Please copy every line from the records below that contains the string "ingot".

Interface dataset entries
----
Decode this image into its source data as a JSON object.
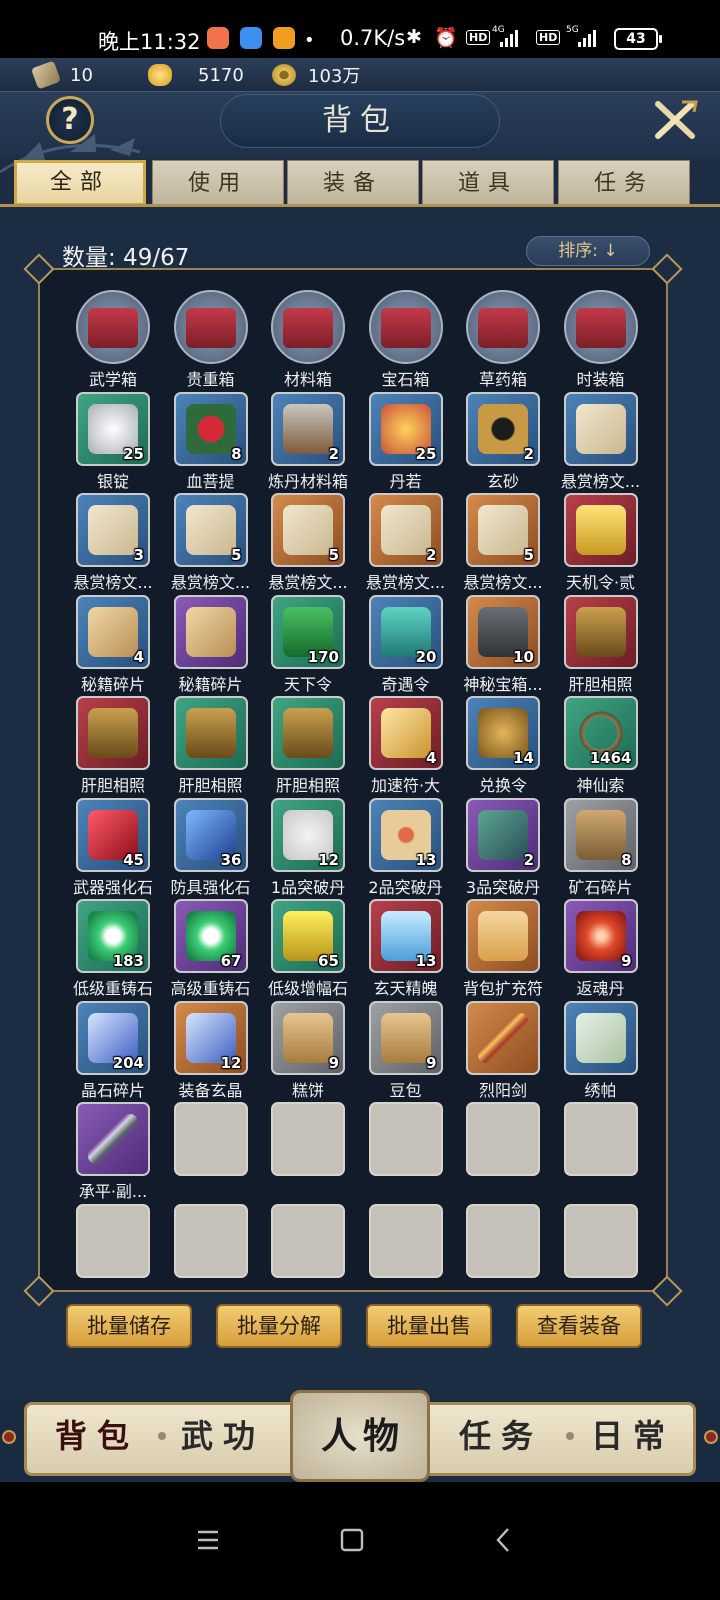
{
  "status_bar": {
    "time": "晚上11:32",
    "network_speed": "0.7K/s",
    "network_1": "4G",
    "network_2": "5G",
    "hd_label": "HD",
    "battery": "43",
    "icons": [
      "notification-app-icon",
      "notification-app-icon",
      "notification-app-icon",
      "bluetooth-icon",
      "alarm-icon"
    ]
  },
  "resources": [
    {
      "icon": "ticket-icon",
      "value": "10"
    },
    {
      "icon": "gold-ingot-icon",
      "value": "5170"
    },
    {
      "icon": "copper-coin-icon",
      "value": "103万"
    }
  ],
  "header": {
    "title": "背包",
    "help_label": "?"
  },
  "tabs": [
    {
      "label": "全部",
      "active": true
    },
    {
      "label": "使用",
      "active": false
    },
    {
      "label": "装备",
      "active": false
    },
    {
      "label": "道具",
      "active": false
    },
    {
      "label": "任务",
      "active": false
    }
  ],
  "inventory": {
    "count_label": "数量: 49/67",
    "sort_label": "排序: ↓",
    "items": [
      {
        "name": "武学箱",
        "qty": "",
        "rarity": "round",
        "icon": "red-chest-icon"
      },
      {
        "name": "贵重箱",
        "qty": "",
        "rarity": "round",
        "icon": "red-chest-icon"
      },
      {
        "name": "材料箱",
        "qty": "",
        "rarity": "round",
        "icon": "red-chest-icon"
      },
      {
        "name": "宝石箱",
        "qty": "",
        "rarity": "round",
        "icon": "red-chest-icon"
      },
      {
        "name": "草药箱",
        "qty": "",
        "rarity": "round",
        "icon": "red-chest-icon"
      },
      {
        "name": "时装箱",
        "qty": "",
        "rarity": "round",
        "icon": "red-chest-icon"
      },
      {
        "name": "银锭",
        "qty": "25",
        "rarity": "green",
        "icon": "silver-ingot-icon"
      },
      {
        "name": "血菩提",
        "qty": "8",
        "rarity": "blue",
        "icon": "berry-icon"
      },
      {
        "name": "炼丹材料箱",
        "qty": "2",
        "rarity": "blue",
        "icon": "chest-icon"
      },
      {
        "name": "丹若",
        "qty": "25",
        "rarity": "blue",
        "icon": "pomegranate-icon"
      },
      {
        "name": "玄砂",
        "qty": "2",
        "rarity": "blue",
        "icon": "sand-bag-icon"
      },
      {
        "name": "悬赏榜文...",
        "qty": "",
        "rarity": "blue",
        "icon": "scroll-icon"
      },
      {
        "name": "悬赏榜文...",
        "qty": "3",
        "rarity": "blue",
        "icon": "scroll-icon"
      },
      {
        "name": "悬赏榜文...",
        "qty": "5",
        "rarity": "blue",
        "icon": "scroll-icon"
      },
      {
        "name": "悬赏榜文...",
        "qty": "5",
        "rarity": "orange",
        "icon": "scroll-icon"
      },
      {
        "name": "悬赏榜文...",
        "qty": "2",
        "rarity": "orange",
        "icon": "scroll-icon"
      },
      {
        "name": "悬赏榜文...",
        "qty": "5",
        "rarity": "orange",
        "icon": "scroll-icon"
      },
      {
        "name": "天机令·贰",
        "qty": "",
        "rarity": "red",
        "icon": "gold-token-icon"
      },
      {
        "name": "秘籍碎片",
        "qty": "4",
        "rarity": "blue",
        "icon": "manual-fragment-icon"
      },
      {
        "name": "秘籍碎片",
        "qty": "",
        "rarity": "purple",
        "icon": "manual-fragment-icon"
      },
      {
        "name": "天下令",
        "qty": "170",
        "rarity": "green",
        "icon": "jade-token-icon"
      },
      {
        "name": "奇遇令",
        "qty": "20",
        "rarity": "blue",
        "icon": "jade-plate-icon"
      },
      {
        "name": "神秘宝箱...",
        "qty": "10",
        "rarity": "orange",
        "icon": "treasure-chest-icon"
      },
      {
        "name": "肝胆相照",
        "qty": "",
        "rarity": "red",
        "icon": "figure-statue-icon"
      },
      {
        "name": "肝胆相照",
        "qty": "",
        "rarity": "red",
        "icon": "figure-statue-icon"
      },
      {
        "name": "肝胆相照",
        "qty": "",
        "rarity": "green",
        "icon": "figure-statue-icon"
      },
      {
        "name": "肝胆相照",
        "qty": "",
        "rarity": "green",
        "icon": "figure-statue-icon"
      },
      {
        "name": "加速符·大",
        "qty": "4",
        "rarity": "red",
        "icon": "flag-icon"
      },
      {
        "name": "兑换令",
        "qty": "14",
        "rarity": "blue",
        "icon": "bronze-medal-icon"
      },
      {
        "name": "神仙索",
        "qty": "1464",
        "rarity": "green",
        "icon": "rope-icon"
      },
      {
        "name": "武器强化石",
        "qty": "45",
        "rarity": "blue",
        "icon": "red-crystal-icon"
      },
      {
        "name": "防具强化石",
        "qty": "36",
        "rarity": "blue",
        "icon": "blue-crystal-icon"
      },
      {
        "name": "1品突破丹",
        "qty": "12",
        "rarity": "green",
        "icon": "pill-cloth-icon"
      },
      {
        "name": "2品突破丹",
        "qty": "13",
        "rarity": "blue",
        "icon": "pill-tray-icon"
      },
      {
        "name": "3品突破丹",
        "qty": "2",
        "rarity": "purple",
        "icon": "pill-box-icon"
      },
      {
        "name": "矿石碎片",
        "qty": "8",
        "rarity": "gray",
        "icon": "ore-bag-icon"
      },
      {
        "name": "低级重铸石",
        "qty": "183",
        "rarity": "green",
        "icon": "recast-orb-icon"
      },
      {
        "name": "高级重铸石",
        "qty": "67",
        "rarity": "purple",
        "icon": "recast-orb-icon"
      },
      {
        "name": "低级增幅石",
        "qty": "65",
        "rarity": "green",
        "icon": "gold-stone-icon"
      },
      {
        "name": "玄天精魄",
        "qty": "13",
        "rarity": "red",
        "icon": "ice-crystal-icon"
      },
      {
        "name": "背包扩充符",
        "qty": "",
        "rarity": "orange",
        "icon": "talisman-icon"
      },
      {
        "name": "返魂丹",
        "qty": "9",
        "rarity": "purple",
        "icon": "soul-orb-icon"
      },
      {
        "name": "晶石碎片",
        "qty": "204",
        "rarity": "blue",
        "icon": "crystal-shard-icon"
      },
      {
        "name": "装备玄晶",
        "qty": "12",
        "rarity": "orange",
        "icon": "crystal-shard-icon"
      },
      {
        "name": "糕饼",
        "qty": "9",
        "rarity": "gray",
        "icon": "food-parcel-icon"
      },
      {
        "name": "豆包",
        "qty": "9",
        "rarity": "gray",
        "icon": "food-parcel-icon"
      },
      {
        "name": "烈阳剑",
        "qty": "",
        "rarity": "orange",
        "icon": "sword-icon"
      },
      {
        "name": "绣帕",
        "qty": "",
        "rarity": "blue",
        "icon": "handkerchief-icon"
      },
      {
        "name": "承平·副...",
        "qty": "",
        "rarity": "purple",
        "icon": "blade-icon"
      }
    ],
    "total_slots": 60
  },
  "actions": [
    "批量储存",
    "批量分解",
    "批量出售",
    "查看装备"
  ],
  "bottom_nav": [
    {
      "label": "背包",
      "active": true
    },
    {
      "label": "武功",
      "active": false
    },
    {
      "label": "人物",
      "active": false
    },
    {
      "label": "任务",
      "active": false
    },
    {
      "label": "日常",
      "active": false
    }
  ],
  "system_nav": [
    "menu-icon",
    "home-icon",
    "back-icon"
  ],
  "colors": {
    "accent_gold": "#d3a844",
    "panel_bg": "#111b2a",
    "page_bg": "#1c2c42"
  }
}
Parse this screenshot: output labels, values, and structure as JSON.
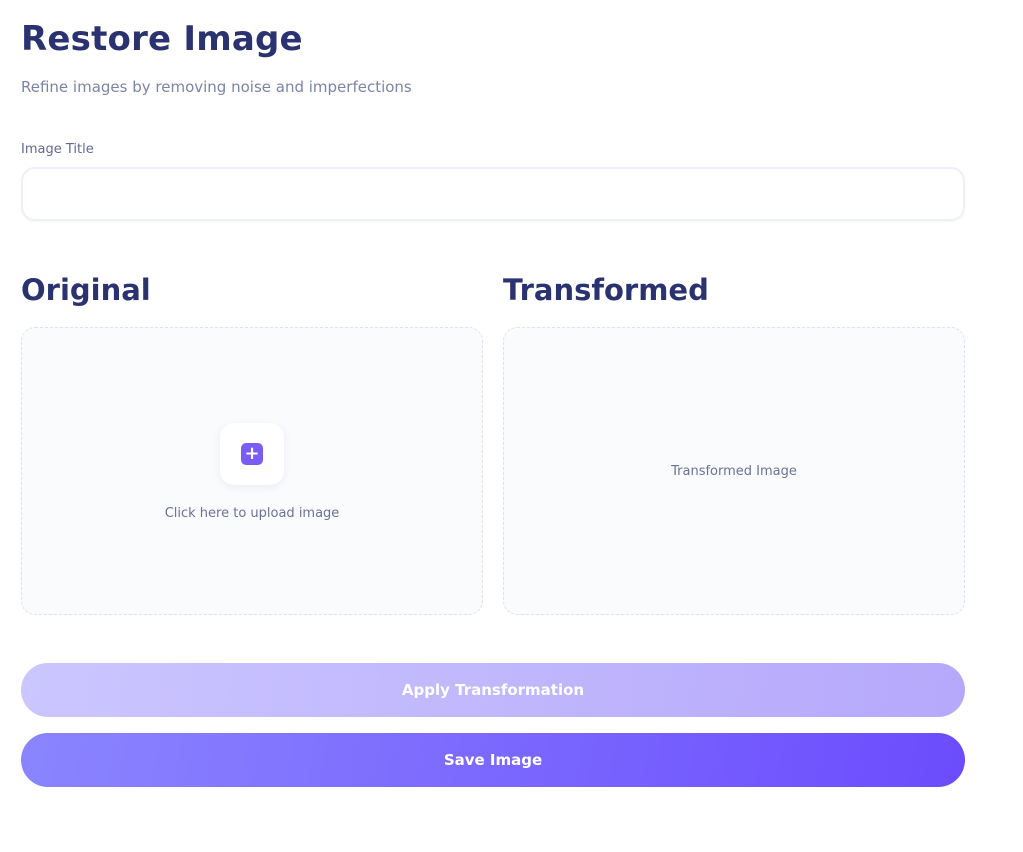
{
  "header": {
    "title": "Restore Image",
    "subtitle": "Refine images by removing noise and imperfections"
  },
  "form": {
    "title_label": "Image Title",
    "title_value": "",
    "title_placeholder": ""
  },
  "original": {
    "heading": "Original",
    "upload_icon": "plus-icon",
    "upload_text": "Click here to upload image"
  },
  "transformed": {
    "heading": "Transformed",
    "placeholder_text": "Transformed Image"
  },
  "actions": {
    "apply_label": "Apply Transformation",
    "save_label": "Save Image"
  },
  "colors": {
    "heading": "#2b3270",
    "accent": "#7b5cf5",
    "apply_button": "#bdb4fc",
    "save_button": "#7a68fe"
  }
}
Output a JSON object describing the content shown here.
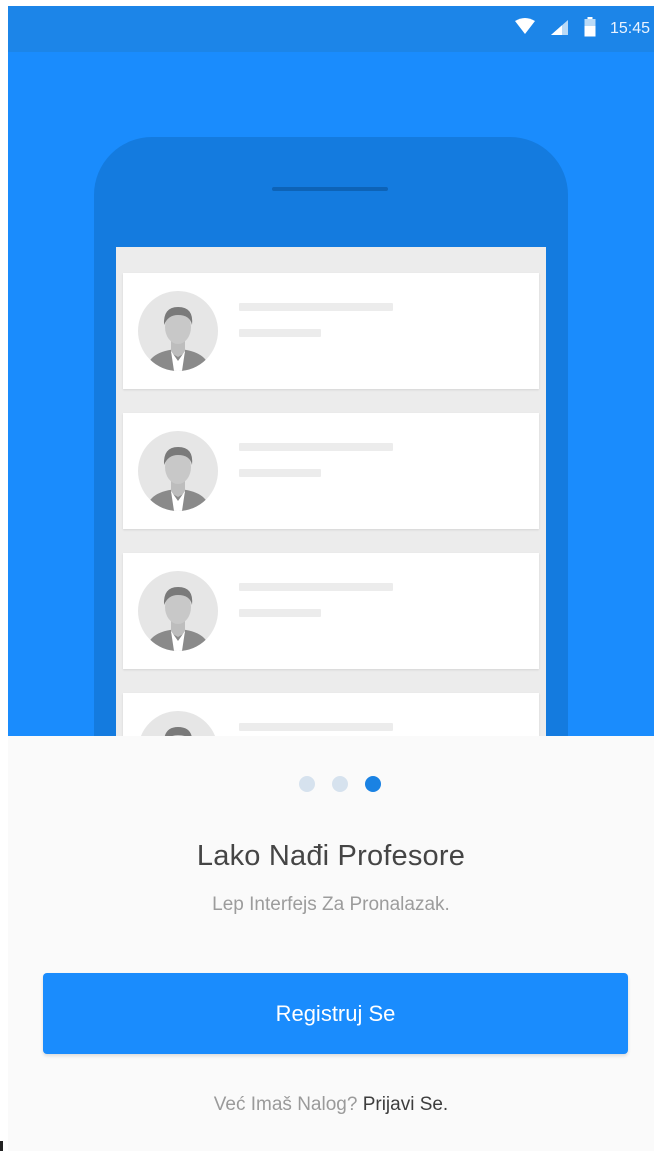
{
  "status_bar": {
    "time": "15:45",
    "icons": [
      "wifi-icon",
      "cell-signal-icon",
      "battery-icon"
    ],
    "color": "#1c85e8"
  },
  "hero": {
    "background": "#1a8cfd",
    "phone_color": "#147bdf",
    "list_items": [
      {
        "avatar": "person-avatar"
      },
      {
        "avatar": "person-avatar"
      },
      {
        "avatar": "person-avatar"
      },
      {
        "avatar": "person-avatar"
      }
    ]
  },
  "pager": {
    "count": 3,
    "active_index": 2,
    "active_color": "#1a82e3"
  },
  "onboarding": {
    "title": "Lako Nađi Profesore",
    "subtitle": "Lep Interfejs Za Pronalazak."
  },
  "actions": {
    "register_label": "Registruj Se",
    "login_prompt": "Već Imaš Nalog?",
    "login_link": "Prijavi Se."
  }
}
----
Answer:
      "icon": "gold-ingot-icon",
        "icon": "silver-ingot-icon"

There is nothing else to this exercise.